In its April World Economic Outlook, the fund has upped its forecast for UK growth for the second time this year, although it is sticking to a downward revision to 1.5% for the 2018 outlook.
In January it revised the figure for 2017 up from 1.1% to 1.5% following the UK’s better than expected economic performance in the aftermath of the EU referendum.

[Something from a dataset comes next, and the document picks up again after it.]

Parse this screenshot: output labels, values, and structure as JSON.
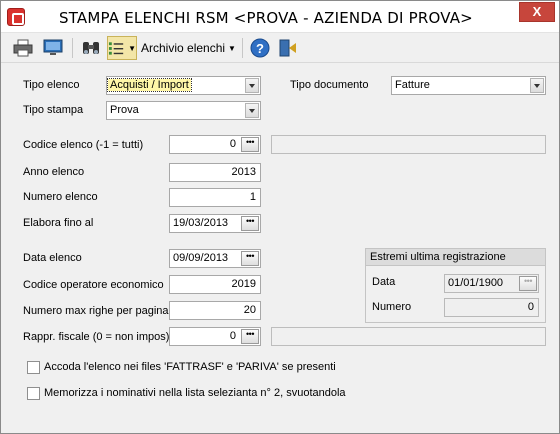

It has now boosted the growth rate to 2%.
Growth, it says, has “remained solid” since the vote in June last year on the back of “resilient” spending. “The 0.9 percentage point upward revision to the 2017 forecast and the 0.2 percentage point downward revision to the 2018 forecast reflect the stronger-than-expected performance of the UK economy since the June Brexit vote, which points to a more gradual materialisation than previously anticipated of the negative effects of the UK’s decision to leave the EU.
“These effects include reduced consumer purchasing power following the pound’s depreciation and its gradual pass-through to prices and the impact of uncertainty on private investment.”
The IMF adds that it believes the UK’s medium-term growth prospects have also diminished as a result of the likely increase in barriers to trade and migration, and a potential downsizing of the financial services sector caused by barriers to cross-border financial activity.
The good news from the UK, Europe and Asia as well as the predicted higher growth rate in the US has contributed to a bullish forecast for the global economy.
The IMF is keeping to its earlier forecasts of higher growth (up from 3.1% last year to 3.5% this year and 3.6% in 2018).
It says that the growth will be “broad-based” across advanced, emerging and low-income economies, largely on the back of manufacturing and trade.
However, it warns that there are many countries struggling with low growth rates: they include commodity exporters in the Middle East, Africa and Latin America, and several low income countries which face mass starvation as a result adverse weather conditions and civil unrest.
There are also questions about the sustainability of the current momentum, particularly in the light of macroeconomic policies in the US and China.
The IMF also highlights the threat from the growth in advanced economies of domestic political movements sceptical of international economic integration.
“A broad withdrawal from multilateralism could lead to such self-inflicted wounds as widespread protectionism or a competitive race to the bottom in financial oversight – a struggle of each against all that would leave all countries worse off,” it says.
And it calls on governments to renew their multilateral commitment to support trade, as well as introduce national initiatives to help workers who have been adversely affected by structural economic transformations, including those caused by rapid technology changes.